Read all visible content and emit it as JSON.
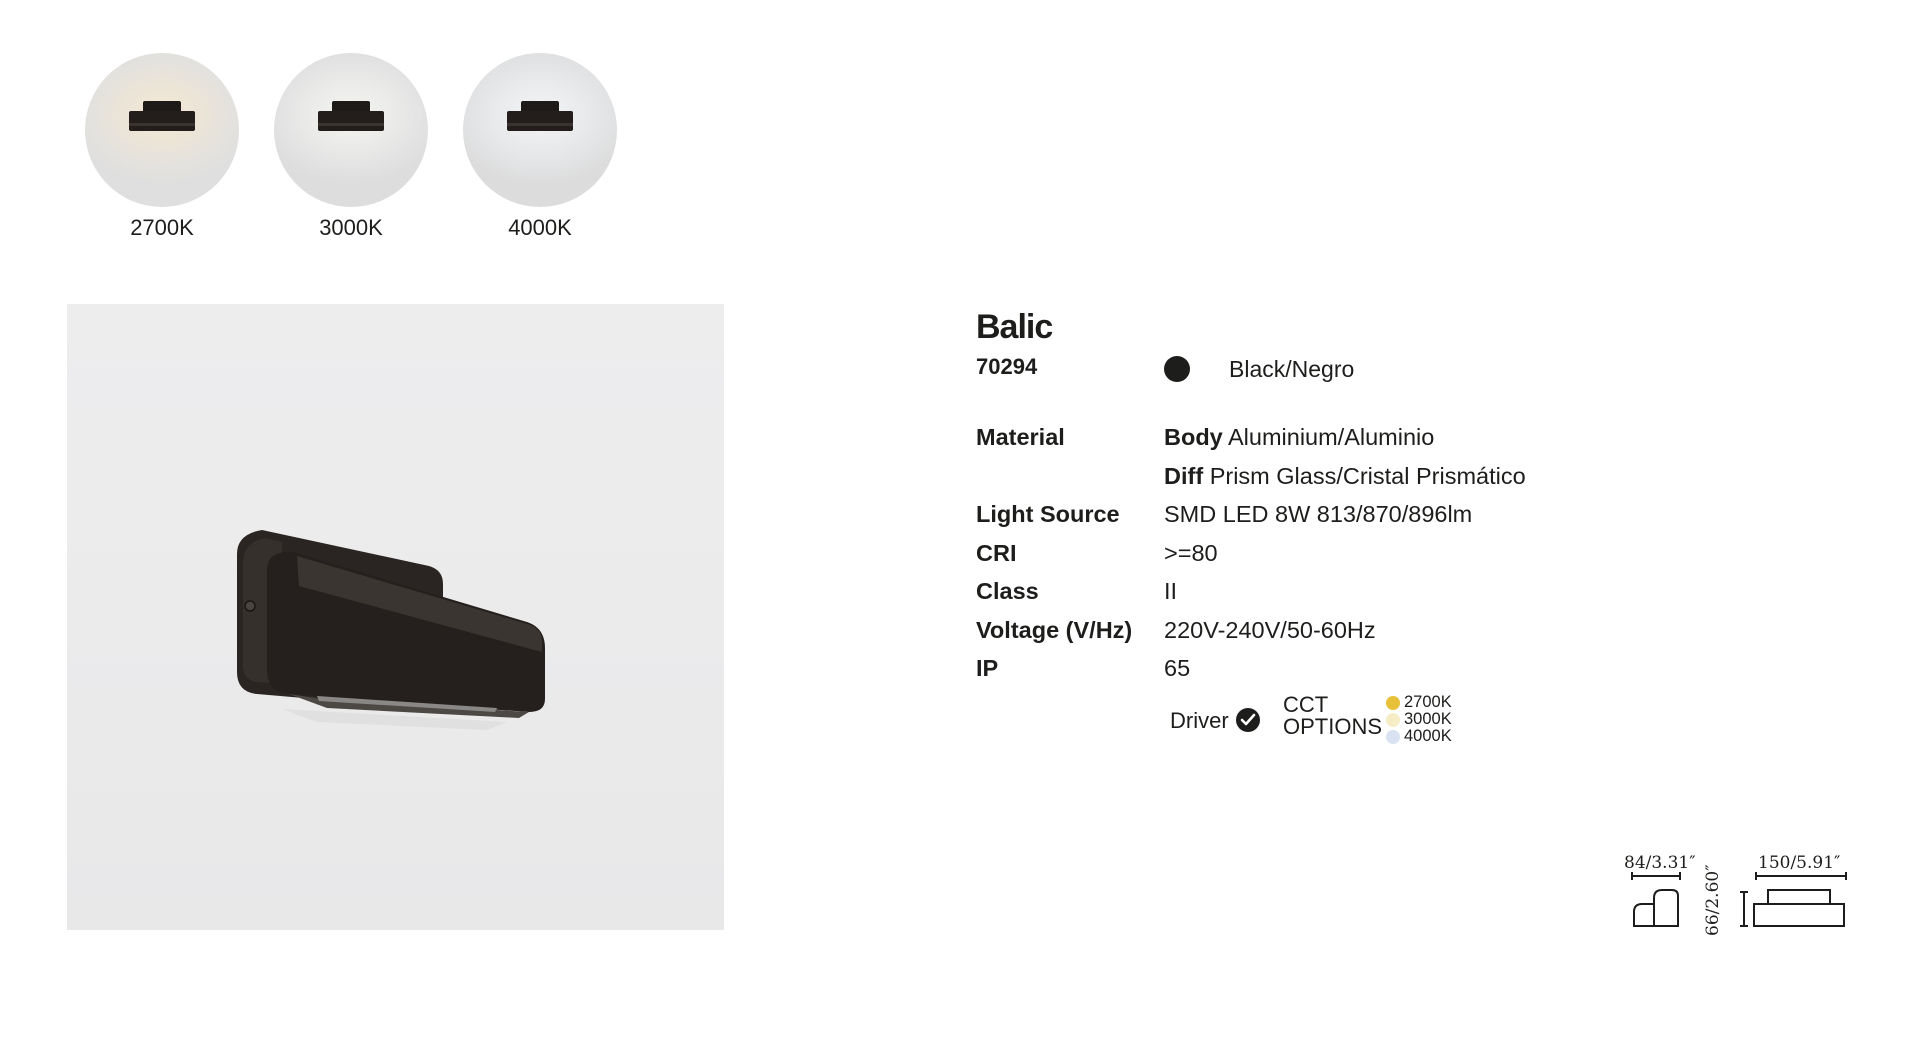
{
  "cct_swatches": [
    {
      "label": "2700K",
      "tone": "warm"
    },
    {
      "label": "3000K",
      "tone": "neutral"
    },
    {
      "label": "4000K",
      "tone": "cool"
    }
  ],
  "product": {
    "name": "Balic",
    "code": "70294",
    "color_name": "Black/Negro",
    "color_hex": "#1d1d1b"
  },
  "specs": {
    "material_label": "Material",
    "body_label": "Body",
    "body_value": "Aluminium/Aluminio",
    "diff_label": "Diff",
    "diff_value": "Prism Glass/Cristal Prismático",
    "light_source_label": "Light Source",
    "light_source_value": "SMD LED 8W  813/870/896lm",
    "cri_label": "CRI",
    "cri_value": ">=80",
    "class_label": "Class",
    "class_value": "II",
    "voltage_label": "Voltage (V/Hz)",
    "voltage_value": "220V-240V/50-60Hz",
    "ip_label": "IP",
    "ip_value": "65"
  },
  "driver": {
    "label": "Driver",
    "cct_label_line1": "CCT",
    "cct_label_line2": "OPTIONS",
    "options": [
      {
        "label": "2700K",
        "color": "#e8c13a"
      },
      {
        "label": "3000K",
        "color": "#f6edc6"
      },
      {
        "label": "4000K",
        "color": "#d9e2f0"
      }
    ]
  },
  "dimensions": {
    "depth": "84/3.31″",
    "height": "66/2.60″",
    "width": "150/5.91″"
  }
}
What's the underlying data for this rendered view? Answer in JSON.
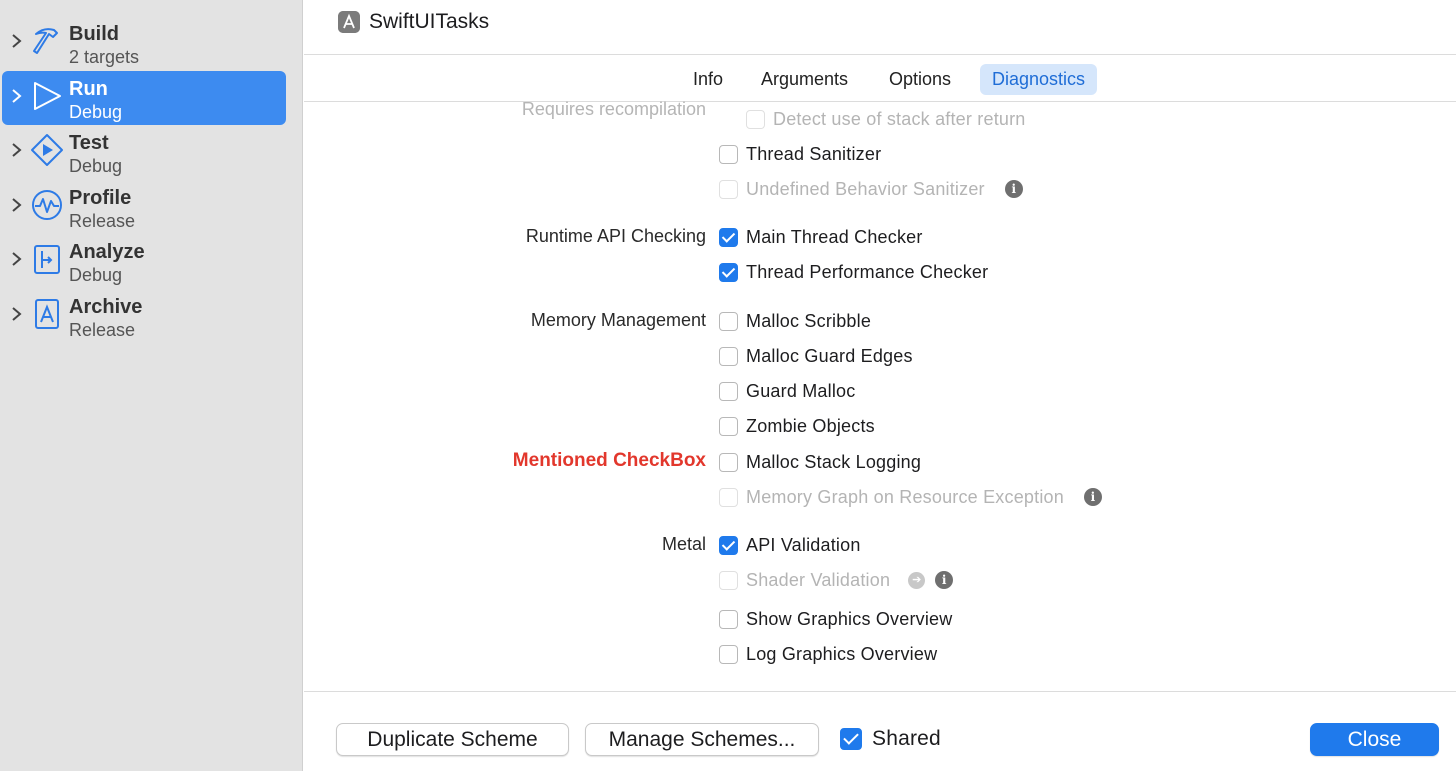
{
  "sidebar": {
    "actions": [
      {
        "title": "Build",
        "subtitle": "2 targets",
        "icon": "hammer-icon",
        "selected": false
      },
      {
        "title": "Run",
        "subtitle": "Debug",
        "icon": "play-outline-icon",
        "selected": true
      },
      {
        "title": "Test",
        "subtitle": "Debug",
        "icon": "test-diamond-icon",
        "selected": false
      },
      {
        "title": "Profile",
        "subtitle": "Release",
        "icon": "waveform-gauge-icon",
        "selected": false
      },
      {
        "title": "Analyze",
        "subtitle": "Debug",
        "icon": "analyze-icon",
        "selected": false
      },
      {
        "title": "Archive",
        "subtitle": "Release",
        "icon": "archive-app-icon",
        "selected": false
      }
    ]
  },
  "header": {
    "app_name": "SwiftUITasks",
    "app_icon": "app-target-icon"
  },
  "tabs": [
    {
      "label": "Info",
      "active": false
    },
    {
      "label": "Arguments",
      "active": false
    },
    {
      "label": "Options",
      "active": false
    },
    {
      "label": "Diagnostics",
      "active": true
    }
  ],
  "diagnostics": {
    "requires_recompilation_label": "Requires recompilation",
    "detect_stack_after_return": {
      "label": "Detect use of stack after return",
      "checked": false,
      "enabled": false
    },
    "thread_sanitizer": {
      "label": "Thread Sanitizer",
      "checked": false,
      "enabled": true
    },
    "undefined_behavior_sanitizer": {
      "label": "Undefined Behavior Sanitizer",
      "checked": false,
      "enabled": false
    },
    "runtime_api_label": "Runtime API Checking",
    "main_thread_checker": {
      "label": "Main Thread Checker",
      "checked": true,
      "enabled": true
    },
    "thread_performance_checker": {
      "label": "Thread Performance Checker",
      "checked": true,
      "enabled": true
    },
    "memory_management_label": "Memory Management",
    "malloc_scribble": {
      "label": "Malloc Scribble",
      "checked": false,
      "enabled": true
    },
    "malloc_guard_edges": {
      "label": "Malloc Guard Edges",
      "checked": false,
      "enabled": true
    },
    "guard_malloc": {
      "label": "Guard Malloc",
      "checked": false,
      "enabled": true
    },
    "zombie_objects": {
      "label": "Zombie Objects",
      "checked": false,
      "enabled": true
    },
    "annotation_label": "Mentioned CheckBox",
    "malloc_stack_logging": {
      "label": "Malloc Stack Logging",
      "checked": false,
      "enabled": true
    },
    "memory_graph_resource_exception": {
      "label": "Memory Graph on Resource Exception",
      "checked": false,
      "enabled": false
    },
    "metal_label": "Metal",
    "api_validation": {
      "label": "API Validation",
      "checked": true,
      "enabled": true
    },
    "shader_validation": {
      "label": "Shader Validation",
      "checked": false,
      "enabled": false
    },
    "show_graphics_overview": {
      "label": "Show Graphics Overview",
      "checked": false,
      "enabled": true
    },
    "log_graphics_overview": {
      "label": "Log Graphics Overview",
      "checked": false,
      "enabled": true
    }
  },
  "footer": {
    "duplicate_scheme_label": "Duplicate Scheme",
    "manage_schemes_label": "Manage Schemes...",
    "shared_label": "Shared",
    "shared_checked": true,
    "close_label": "Close"
  },
  "colors": {
    "accent": "#1f7aec",
    "sidebar_selected": "#3d8bf0",
    "tab_active_bg": "#d5e6fb",
    "annotation_red": "#e2372c",
    "sidebar_bg": "#e3e3e3"
  },
  "icons": {
    "info": "info-icon",
    "arrow": "arrow-right-circle-icon",
    "chevron": "chevron-right-icon"
  }
}
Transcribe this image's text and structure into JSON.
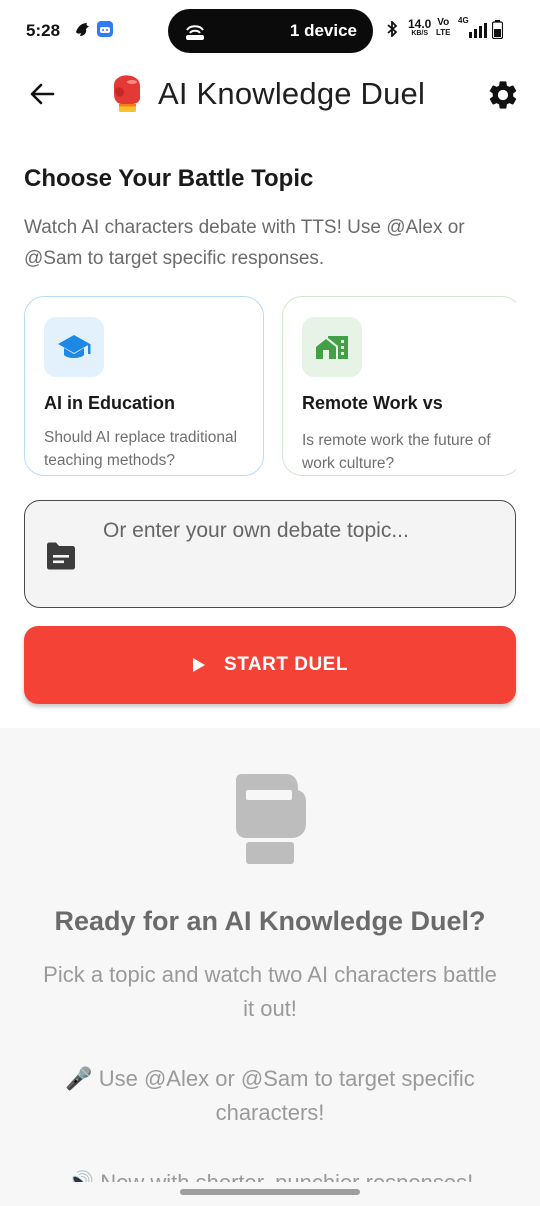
{
  "status_bar": {
    "time": "5:28",
    "hotspot": "1 device",
    "net_speed_value": "14.0",
    "net_speed_unit": "KB/S",
    "volte_top": "Vo",
    "volte_bottom": "LTE",
    "signal_label": "4G"
  },
  "app_bar": {
    "title_emoji_name": "boxing-glove-emoji",
    "title": "AI Knowledge Duel"
  },
  "topic_section": {
    "heading": "Choose Your Battle Topic",
    "description": "Watch AI characters debate with TTS! Use @Alex or @Sam to target specific responses."
  },
  "topic_cards": [
    {
      "icon": "graduation-cap-icon",
      "title": "AI in Education",
      "subtitle": "Should AI replace traditional teaching methods?",
      "accent": "#1e88e5",
      "border": "#b9dcf4"
    },
    {
      "icon": "home-work-icon",
      "title": "Remote Work vs",
      "subtitle": "Is remote work the future of work culture?",
      "accent": "#43a047",
      "border": "#cfe8cf"
    }
  ],
  "custom_topic": {
    "placeholder": "Or enter your own debate topic...",
    "value": ""
  },
  "start_button": {
    "label": "START DUEL",
    "color": "#f44336"
  },
  "empty_state": {
    "title": "Ready for an AI Knowledge Duel?",
    "description": "Pick a topic and watch two AI characters battle it out!",
    "tip": "🎤 Use @Alex or @Sam to target specific characters!",
    "tip2": "🔊 Now with shorter, punchier responses!"
  }
}
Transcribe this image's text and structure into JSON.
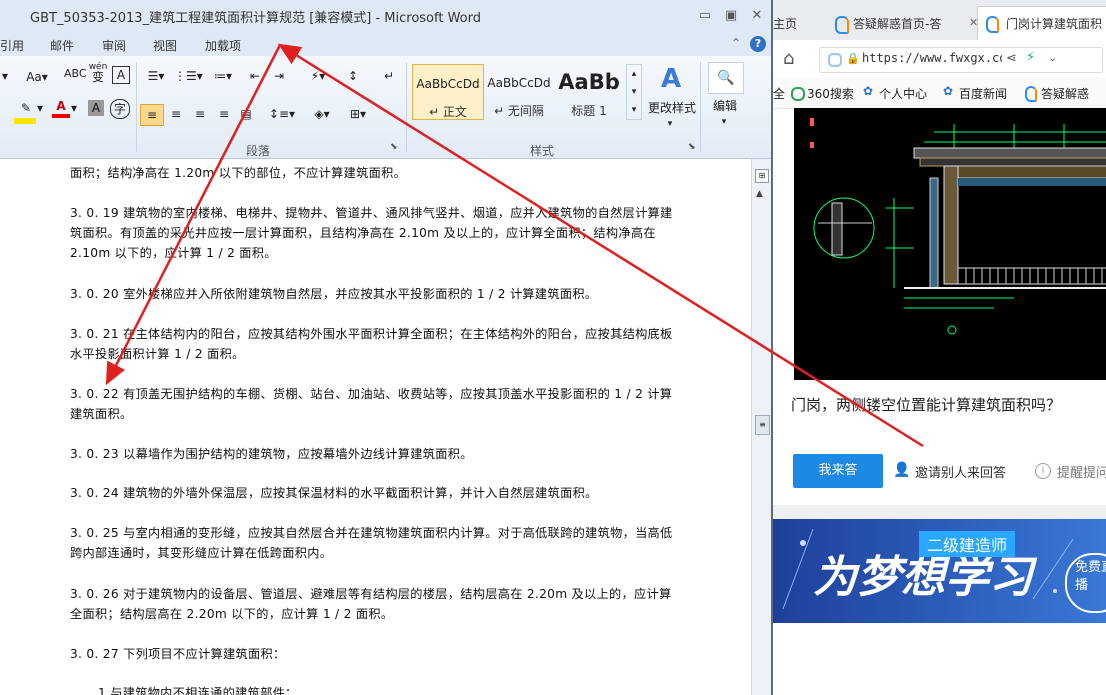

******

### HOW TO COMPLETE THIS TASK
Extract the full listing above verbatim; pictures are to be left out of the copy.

### ANSWER FOR THIS EXERCISE
Read all visible content and emit it as JSON.
{
  "cct_swatches": [
    {
      "label": "2700K",
      "tone": "warm"
    },
    {
      "label": "3000K",
      "tone": "neutral"
    },
    {
      "label": "4000K",
      "tone": "cool"
    }
  ],
  "product": {
    "name": "Balic",
    "code": "70294",
    "color_name": "Black/Negro",
    "color_hex": "#1d1d1b"
  },
  "specs": {
    "material_label": "Material",
    "body_label": "Body",
    "body_value": "Aluminium/Aluminio",
    "diff_label": "Diff",
    "diff_value": "Prism Glass/Cristal Prismático",
    "light_source_label": "Light Source",
    "light_source_value": "SMD LED 8W  813/870/896lm",
    "cri_label": "CRI",
    "cri_value": ">=80",
    "class_label": "Class",
    "class_value": "II",
    "voltage_label": "Voltage (V/Hz)",
    "voltage_value": "220V-240V/50-60Hz",
    "ip_label": "IP",
    "ip_value": "65"
  },
  "driver": {
    "label": "Driver",
    "cct_label_line1": "CCT",
    "cct_label_line2": "OPTIONS",
    "options": [
      {
        "label": "2700K",
        "color": "#e8c13a"
      },
      {
        "label": "3000K",
        "color": "#f6edc6"
      },
      {
        "label": "4000K",
        "color": "#d9e2f0"
      }
    ]
  },
  "dimensions": {
    "depth": "84/3.31″",
    "height": "66/2.60″",
    "width": "150/5.91″"
  }
}
What's the underlying data for this rendered view? Answer in JSON.
{
  "sidebar": {
    "actions": [
      {
        "title": "Build",
        "subtitle": "2 targets",
        "icon": "hammer-icon",
        "selected": false
      },
      {
        "title": "Run",
        "subtitle": "Debug",
        "icon": "play-outline-icon",
        "selected": true
      },
      {
        "title": "Test",
        "subtitle": "Debug",
        "icon": "test-diamond-icon",
        "selected": false
      },
      {
        "title": "Profile",
        "subtitle": "Release",
        "icon": "waveform-gauge-icon",
        "selected": false
      },
      {
        "title": "Analyze",
        "subtitle": "Debug",
        "icon": "analyze-icon",
        "selected": false
      },
      {
        "title": "Archive",
        "subtitle": "Release",
        "icon": "archive-app-icon",
        "selected": false
      }
    ]
  },
  "header": {
    "app_name": "SwiftUITasks",
    "app_icon": "app-target-icon"
  },
  "tabs": [
    {
      "label": "Info",
      "active": false
    },
    {
      "label": "Arguments",
      "active": false
    },
    {
      "label": "Options",
      "active": false
    },
    {
      "label": "Diagnostics",
      "active": true
    }
  ],
  "diagnostics": {
    "requires_recompilation_label": "Requires recompilation",
    "detect_stack_after_return": {
      "label": "Detect use of stack after return",
      "checked": false,
      "enabled": false
    },
    "thread_sanitizer": {
      "label": "Thread Sanitizer",
      "checked": false,
      "enabled": true
    },
    "undefined_behavior_sanitizer": {
      "label": "Undefined Behavior Sanitizer",
      "checked": false,
      "enabled": false
    },
    "runtime_api_label": "Runtime API Checking",
    "main_thread_checker": {
      "label": "Main Thread Checker",
      "checked": true,
      "enabled": true
    },
    "thread_performance_checker": {
      "label": "Thread Performance Checker",
      "checked": true,
      "enabled": true
    },
    "memory_management_label": "Memory Management",
    "malloc_scribble": {
      "label": "Malloc Scribble",
      "checked": false,
      "enabled": true
    },
    "malloc_guard_edges": {
      "label": "Malloc Guard Edges",
      "checked": false,
      "enabled": true
    },
    "guard_malloc": {
      "label": "Guard Malloc",
      "checked": false,
      "enabled": true
    },
    "zombie_objects": {
      "label": "Zombie Objects",
      "checked": false,
      "enabled": true
    },
    "annotation_label": "Mentioned CheckBox",
    "malloc_stack_logging": {
      "label": "Malloc Stack Logging",
      "checked": false,
      "enabled": true
    },
    "memory_graph_resource_exception": {
      "label": "Memory Graph on Resource Exception",
      "checked": false,
      "enabled": false
    },
    "metal_label": "Metal",
    "api_validation": {
      "label": "API Validation",
      "checked": true,
      "enabled": true
    },
    "shader_validation": {
      "label": "Shader Validation",
      "checked": false,
      "enabled": false
    },
    "show_graphics_overview": {
      "label": "Show Graphics Overview",
      "checked": false,
      "enabled": true
    },
    "log_graphics_overview": {
      "label": "Log Graphics Overview",
      "checked": false,
      "enabled": true
    }
  },
  "footer": {
    "duplicate_scheme_label": "Duplicate Scheme",
    "manage_schemes_label": "Manage Schemes...",
    "shared_label": "Shared",
    "shared_checked": true,
    "close_label": "Close"
  },
  "colors": {
    "accent": "#1f7aec",
    "sidebar_selected": "#3d8bf0",
    "tab_active_bg": "#d5e6fb",
    "annotation_red": "#e2372c",
    "sidebar_bg": "#e3e3e3"
  },
  "icons": {
    "info": "info-icon",
    "arrow": "arrow-right-circle-icon",
    "chevron": "chevron-right-icon"
  }
}
Transcribe this image's text and structure into JSON.
{
  "status_bar": {
    "time": "5:28",
    "hotspot": "1 device",
    "net_speed_value": "14.0",
    "net_speed_unit": "KB/S",
    "volte_top": "Vo",
    "volte_bottom": "LTE",
    "signal_label": "4G"
  },
  "app_bar": {
    "title_emoji_name": "boxing-glove-emoji",
    "title": "AI Knowledge Duel"
  },
  "topic_section": {
    "heading": "Choose Your Battle Topic",
    "description": "Watch AI characters debate with TTS! Use @Alex or @Sam to target specific responses."
  },
  "topic_cards": [
    {
      "icon": "graduation-cap-icon",
      "title": "AI in Education",
      "subtitle": "Should AI replace traditional teaching methods?",
      "accent": "#1e88e5",
      "border": "#b9dcf4"
    },
    {
      "icon": "home-work-icon",
      "title": "Remote Work vs",
      "subtitle": "Is remote work the future of work culture?",
      "accent": "#43a047",
      "border": "#cfe8cf"
    }
  ],
  "custom_topic": {
    "placeholder": "Or enter your own debate topic...",
    "value": ""
  },
  "start_button": {
    "label": "START DUEL",
    "color": "#f44336"
  },
  "empty_state": {
    "title": "Ready for an AI Knowledge Duel?",
    "description": "Pick a topic and watch two AI characters battle it out!",
    "tip": "🎤 Use @Alex or @Sam to target specific characters!",
    "tip2": "🔊 Now with shorter, punchier responses!"
  }
}
Transcribe this image's text and structure into JSON.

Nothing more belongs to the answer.